> Task to carry out: Report every line in the records below that holds the word "brand".

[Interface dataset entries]
────────
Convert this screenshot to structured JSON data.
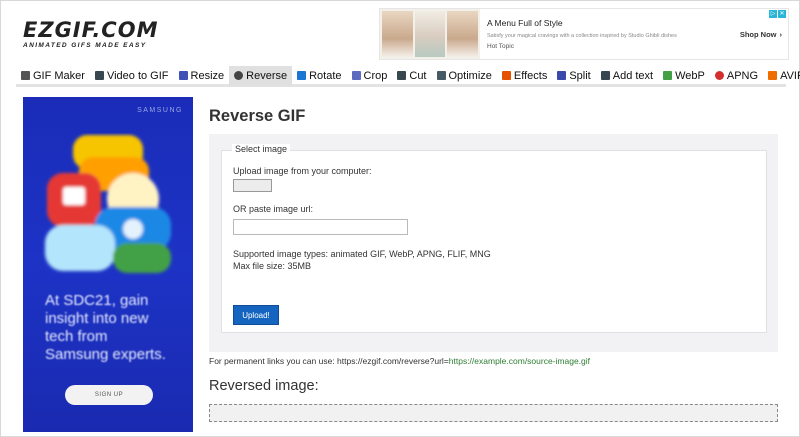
{
  "header": {
    "logo_main": "EZGIF.COM",
    "logo_tagline": "ANIMATED GIFS MADE EASY"
  },
  "top_ad": {
    "title": "A Menu Full of Style",
    "description": "Satisfy your magical cravings with a collection inspired by Studio Ghibli dishes",
    "brand": "Hot Topic",
    "cta": "Shop Now",
    "cta_arrow": "›"
  },
  "nav": {
    "items": [
      {
        "label": "GIF Maker",
        "icon": "gif-maker-icon",
        "color": "#555555"
      },
      {
        "label": "Video to GIF",
        "icon": "video-icon",
        "color": "#37474f"
      },
      {
        "label": "Resize",
        "icon": "resize-icon",
        "color": "#3f51b5"
      },
      {
        "label": "Reverse",
        "icon": "reverse-icon",
        "color": "#444444",
        "active": true
      },
      {
        "label": "Rotate",
        "icon": "rotate-icon",
        "color": "#1976d2"
      },
      {
        "label": "Crop",
        "icon": "crop-icon",
        "color": "#5c6bc0"
      },
      {
        "label": "Cut",
        "icon": "cut-icon",
        "color": "#37474f"
      },
      {
        "label": "Optimize",
        "icon": "optimize-icon",
        "color": "#455a64"
      },
      {
        "label": "Effects",
        "icon": "effects-icon",
        "color": "#e65100"
      },
      {
        "label": "Split",
        "icon": "split-icon",
        "color": "#3949ab"
      },
      {
        "label": "Add text",
        "icon": "add-text-icon",
        "color": "#37474f"
      },
      {
        "label": "WebP",
        "icon": "webp-icon",
        "color": "#43a047"
      },
      {
        "label": "APNG",
        "icon": "apng-icon",
        "color": "#d32f2f"
      },
      {
        "label": "AVIF",
        "icon": "avif-icon",
        "color": "#ef6c00"
      }
    ]
  },
  "left_ad": {
    "brand": "SAMSUNG",
    "copy": "At SDC21, gain insight into new tech from Samsung experts.",
    "cta": "SIGN UP"
  },
  "main": {
    "page_title": "Reverse GIF",
    "fieldset_legend": "Select image",
    "upload_label": "Upload image from your computer:",
    "url_label": "OR paste image url:",
    "url_placeholder": "",
    "supported_types": "Supported image types: animated GIF, WebP, APNG, FLIF, MNG",
    "max_size": "Max file size: 35MB",
    "upload_button": "Upload!",
    "permanent_prefix": "For permanent links you can use: https://ezgif.com/reverse?url=",
    "permanent_link": "https://example.com/source-image.gif",
    "output_title": "Reversed image:"
  }
}
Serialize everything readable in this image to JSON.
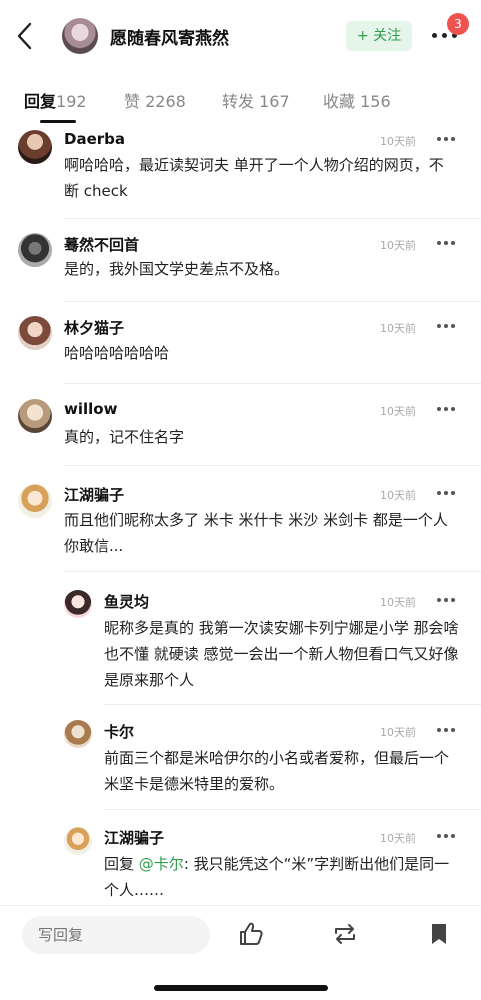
{
  "header": {
    "username": "愿随春风寄燕然",
    "follow_label": "+ 关注",
    "notification_count": "3"
  },
  "tabs": [
    {
      "label": "回复",
      "count": "192",
      "active": true
    },
    {
      "label": "赞",
      "count": "2268",
      "active": false
    },
    {
      "label": "转发",
      "count": "167",
      "active": false
    },
    {
      "label": "收藏",
      "count": "156",
      "active": false
    }
  ],
  "comments": [
    {
      "name": "Daerba",
      "time": "10天前",
      "text": "啊哈哈哈，最近读契诃夫 单开了一个人物介绍的网页，不断 check"
    },
    {
      "name": "蓦然不回首",
      "time": "10天前",
      "text": "是的，我外国文学史差点不及格。"
    },
    {
      "name": "林夕猫子",
      "time": "10天前",
      "text": "哈哈哈哈哈哈哈"
    },
    {
      "name": "willow",
      "time": "10天前",
      "text": "真的，记不住名字"
    },
    {
      "name": "江湖骗子",
      "time": "10天前",
      "text": "而且他们昵称太多了 米卡 米什卡 米沙 米剑卡 都是一个人你敢信..."
    }
  ],
  "replies": [
    {
      "name": "鱼灵均",
      "time": "10天前",
      "text": "昵称多是真的 我第一次读安娜卡列宁娜是小学 那会啥也不懂 就硬读 感觉一会出一个新人物但看口气又好像是原来那个人"
    },
    {
      "name": "卡尔",
      "time": "10天前",
      "text": "前面三个都是米哈伊尔的小名或者爱称，但最后一个米坚卡是德米特里的爱称。"
    },
    {
      "name": "江湖骗子",
      "time": "10天前",
      "reply_prefix": "回复",
      "mention": "@卡尔",
      "text": ": 我只能凭这个“米”字判断出他们是同一个人……"
    }
  ],
  "bottom_bar": {
    "reply_placeholder": "写回复"
  },
  "icons": {
    "back": "back-arrow-icon",
    "more": "more-dots-icon",
    "like": "thumbs-up-icon",
    "repost": "repost-icon",
    "bookmark": "bookmark-icon"
  },
  "colors": {
    "accent": "#2e9d4d",
    "badge": "#ef5350"
  }
}
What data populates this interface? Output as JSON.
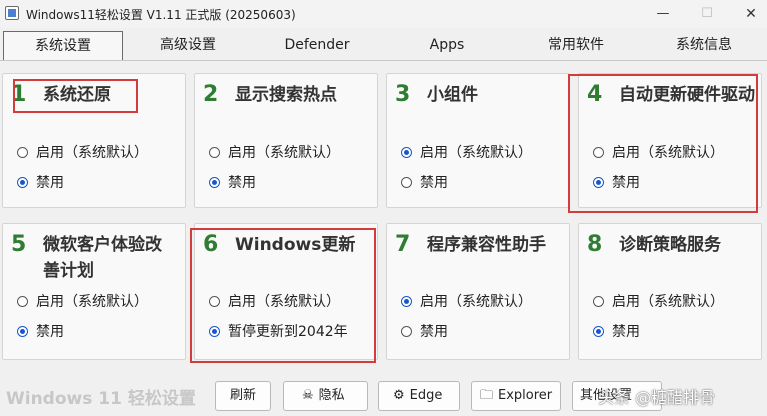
{
  "window": {
    "title": "Windows11轻松设置 V1.11 正式版 (20250603)",
    "min": "—",
    "max": "☐",
    "close": "✕"
  },
  "tabs": [
    "系统设置",
    "高级设置",
    "Defender",
    "Apps",
    "常用软件",
    "系统信息"
  ],
  "options": {
    "enable": "启用（系统默认）",
    "disable": "禁用",
    "pause": "暂停更新到2042年"
  },
  "cards": [
    {
      "num": "1",
      "title": "系统还原",
      "selected": "disable"
    },
    {
      "num": "2",
      "title": "显示搜索热点",
      "selected": "disable"
    },
    {
      "num": "3",
      "title": "小组件",
      "selected": "enable"
    },
    {
      "num": "4",
      "title": "自动更新硬件驱动",
      "selected": "disable"
    },
    {
      "num": "5",
      "title": "微软客户体验改善计划",
      "selected": "disable"
    },
    {
      "num": "6",
      "title": "Windows更新",
      "selected": "pause"
    },
    {
      "num": "7",
      "title": "程序兼容性助手",
      "selected": "enable"
    },
    {
      "num": "8",
      "title": "诊断策略服务",
      "selected": "disable"
    }
  ],
  "footer": {
    "brand": "Windows 11 轻松设置",
    "buttons": [
      {
        "label": "刷新",
        "icon": ""
      },
      {
        "label": "隐私",
        "icon": "☠"
      },
      {
        "label": "Edge",
        "icon": "⚙"
      },
      {
        "label": "Explorer",
        "icon": "🗀"
      },
      {
        "label": "其他设置",
        "icon": ""
      }
    ]
  },
  "watermark": "头条 @糖醋排骨"
}
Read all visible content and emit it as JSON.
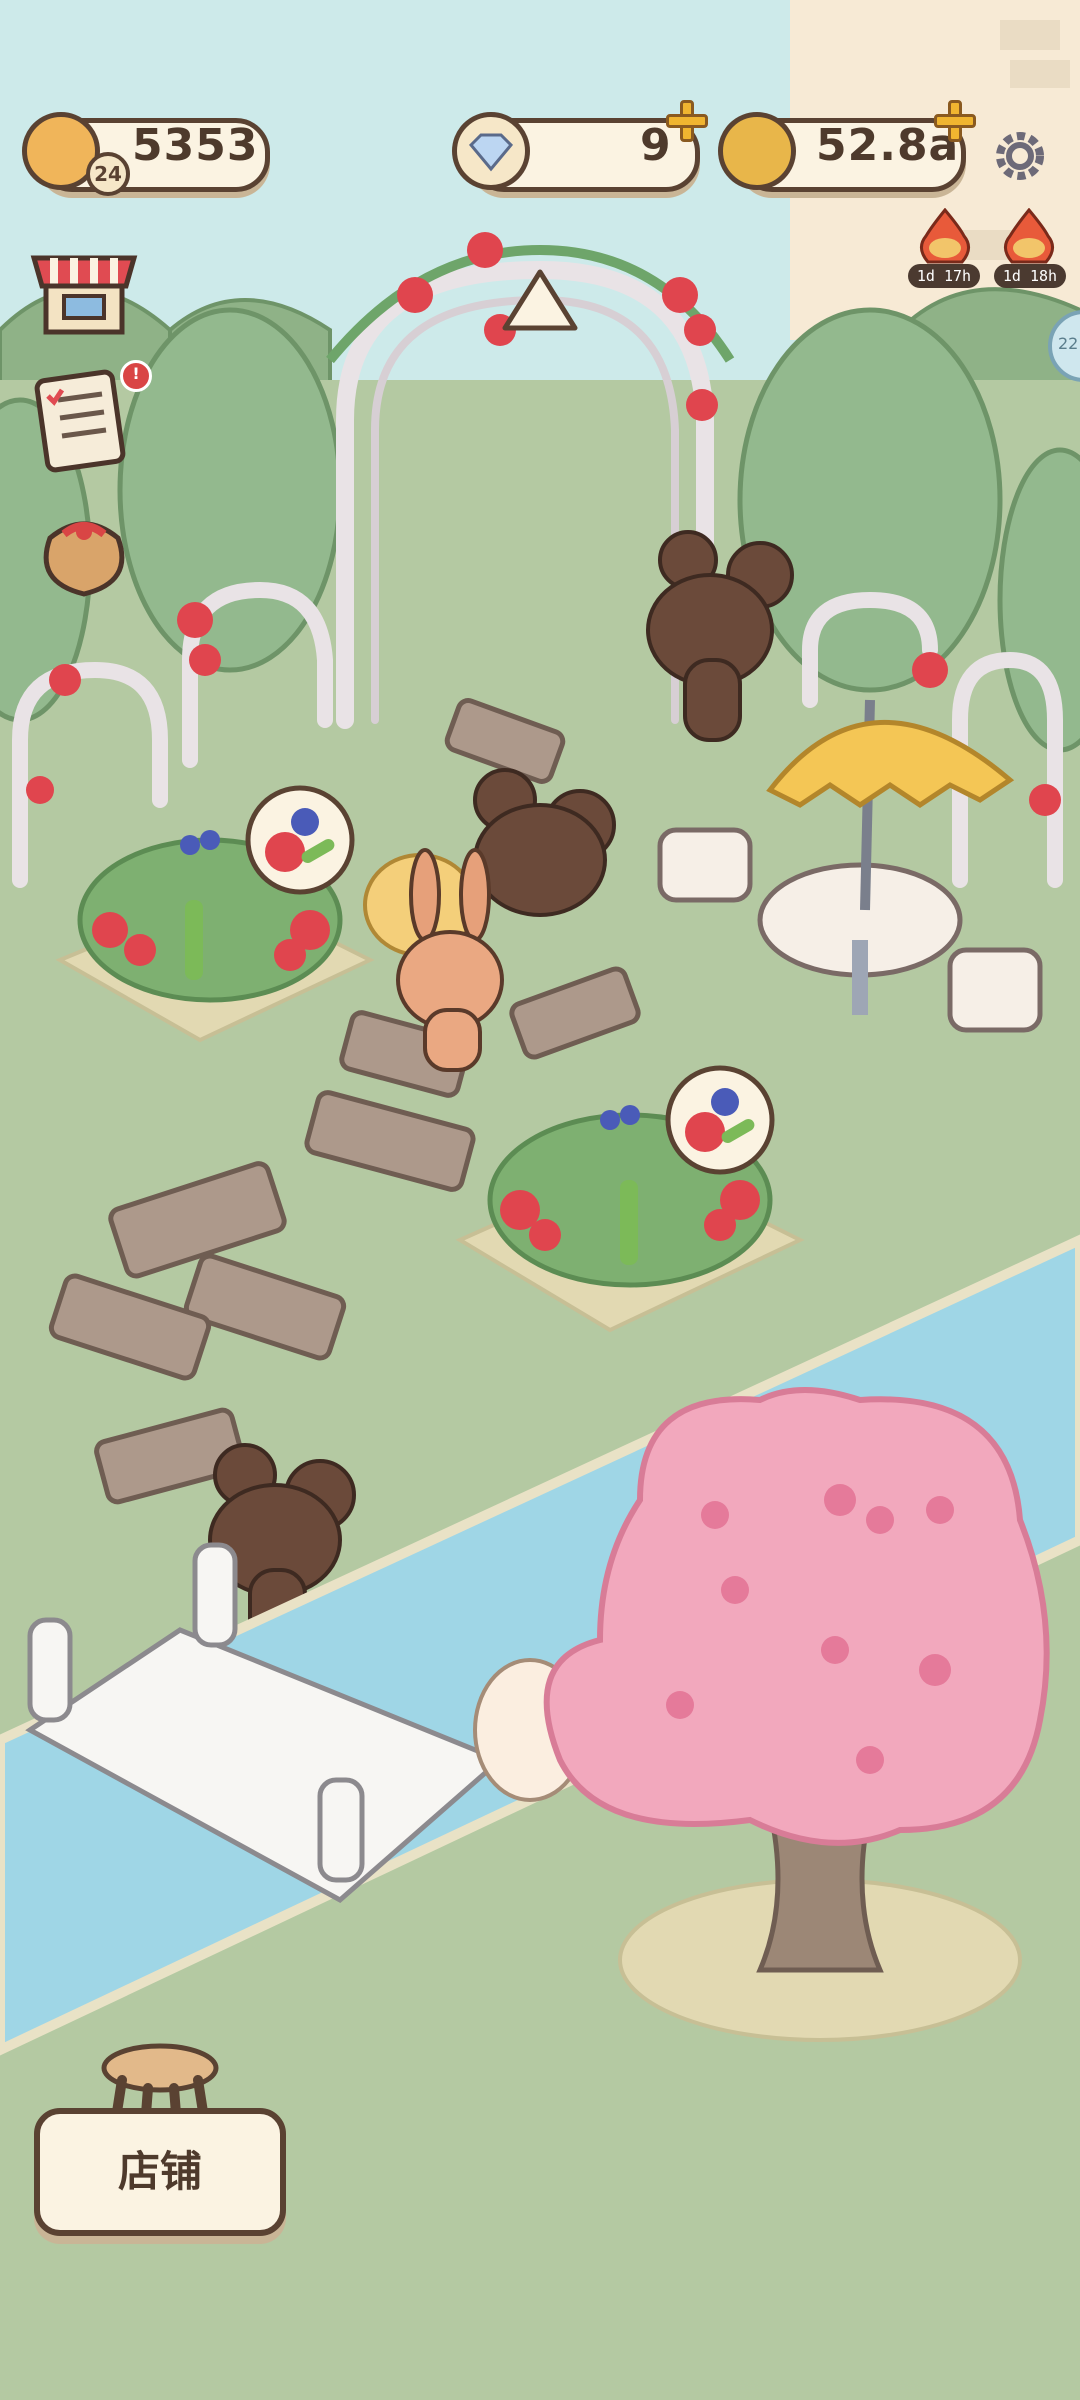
{
  "hud": {
    "coins": {
      "value": "5353",
      "level": "24",
      "icon": "bread-coin-icon"
    },
    "gems": {
      "value": "9",
      "icon": "diamond-icon"
    },
    "gold": {
      "value": "52.8a",
      "icon": "gold-coin-icon"
    },
    "settings_icon": "gear-icon",
    "event_timers": [
      {
        "label": "1d 17h",
        "icon": "fire-bread-icon"
      },
      {
        "label": "1d 18h",
        "icon": "fire-bread-icon"
      }
    ],
    "edge_badge": "22"
  },
  "side_menu": {
    "items": [
      {
        "icon": "shop-stall-icon"
      },
      {
        "icon": "task-list-icon",
        "badge": "!"
      },
      {
        "icon": "gift-bag-icon"
      }
    ]
  },
  "bottom": {
    "shop_button_label": "店铺"
  },
  "colors": {
    "sky": "#cdeaea",
    "grass": "#b4c9a2",
    "river": "#9fd6e6",
    "hud_border": "#5a4232",
    "hud_fill": "#fbf3e2",
    "accent_plus": "#f0b530",
    "cherry_blossom": "#f2a8bd"
  }
}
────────
> Written answer:
    "brand": "Hot Topic",
    "brand": "SAMSUNG",
    "brand": "Windows 11 轻松设置",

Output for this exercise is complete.